In a separate note, the NITI Aayog highlighted the need to have players with prior Operation and Management (O&M) experience. It referred to the Model Request for Qualification (RfQ) that requires an applicant without O&M experience to either tie-up with an entity or engage qualified personnel with the requisite experience.
On this issue, too, the PPPAC quoted the EGoS decision — “prior airport experience may neither be made a pre-requisite for bidding nor a post-bid requirement. This will enlarge the competition for brownfield airports which are already functional.”
This decision, again, was a departure from the earlier norm. During the first phase of privatisation, Delhi, Mumbai, Bengaluru and Hyderabad airports each had to find a foreign player with O&M experience to comply with RfP norms.

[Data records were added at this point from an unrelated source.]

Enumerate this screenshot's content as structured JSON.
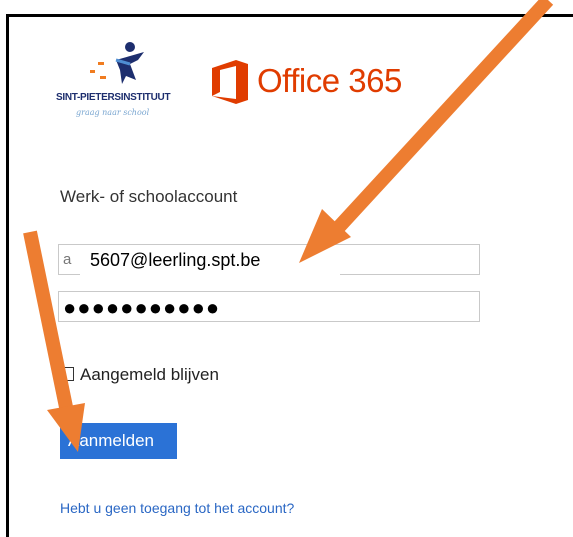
{
  "school": {
    "name": "SINT-PIETERSINSTITUUT",
    "tagline": "graag naar school"
  },
  "office": {
    "brand": "Office 365"
  },
  "login": {
    "account_label": "Werk- of schoolaccount",
    "email_hidden_prefix": "a",
    "email_value": "5607@leerling.spt.be",
    "password_masked": "●●●●●●●●●●●",
    "remember_label": "Aangemeld blijven",
    "remember_checked": false,
    "signin_label": "Aanmelden",
    "no_access_link": "Hebt u geen toegang tot het account?"
  },
  "colors": {
    "office_orange": "#e03c00",
    "signin_blue": "#2b72d6",
    "link_blue": "#2a67c4",
    "annotation_arrow": "#ed7d31"
  },
  "annotations": {
    "arrows": [
      "arrow-to-email-field",
      "arrow-to-signin-button"
    ]
  }
}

Dropping O&M experience as a pre-requisite raises questions about the jurisdiction of EGoS. Headed by the CEO of NITI Aayog, it was constituted by the Union Cabinet to take decisions “on any issue falling beyond the scope of PPPAC”. However, according to PPP guidelines, O&M standards fall under the purview of PPPAC.

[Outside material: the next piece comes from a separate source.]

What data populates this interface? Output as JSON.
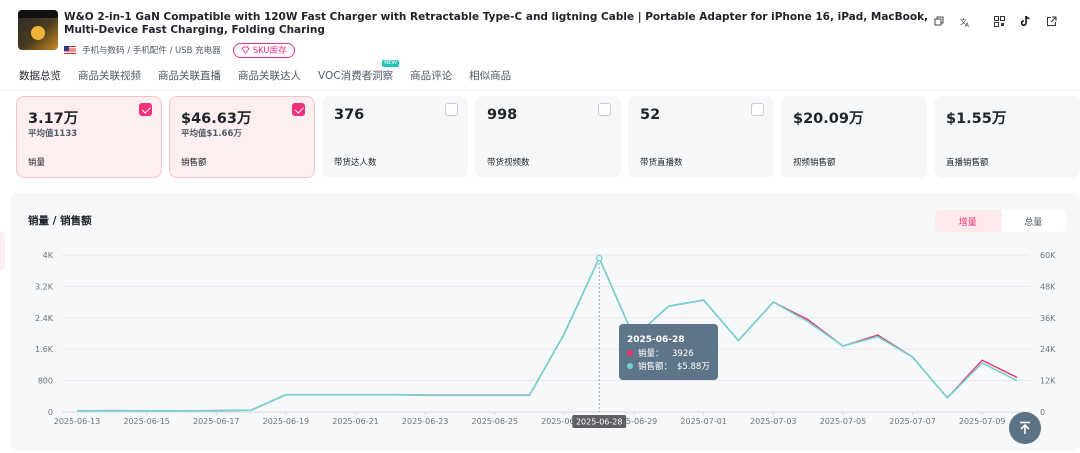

Question of cost
The DEA was also scathing in its criticism over a “critical” detail such as the “total project cost” missing from the RfP document.
“It is not advisable to keep the project cost open ended and it is essentially required to frame the eligibility criteria in terms of technical capacity, financial capacity and O&M experience and other financial covenants such as bid security, performance security etc, which are always in percentage terms of the estimate Total Project Cost.”
The DEA rejected the Ministry of Civil Aviation’s (MoCA)explanation that it was not possible to calculate the total project cost for the entire period of 50 years of lease, on the ground that these were brownfield airports and all the required data should be available. Nevertheless the PPPAC went along with MoCA.
The DEA had also raised concerns over the criteria of per passenger fee (PPF) for determining the winning bid and said the current PPF should be set as a reserve price.
However, according to AAI’s reply dated April 8 to an RTI plea filed by Sobhan P.V. of the Airports Authority Employees’ Union, “No study was conducted to ascertain the existing Per Passenger Fee.” The plea was filed after the completion of the bidding process and AAI’s response shows that it had no parameter to judge whether the PPF quoted by the winning bidder was better than what it was drawing at the existing airports.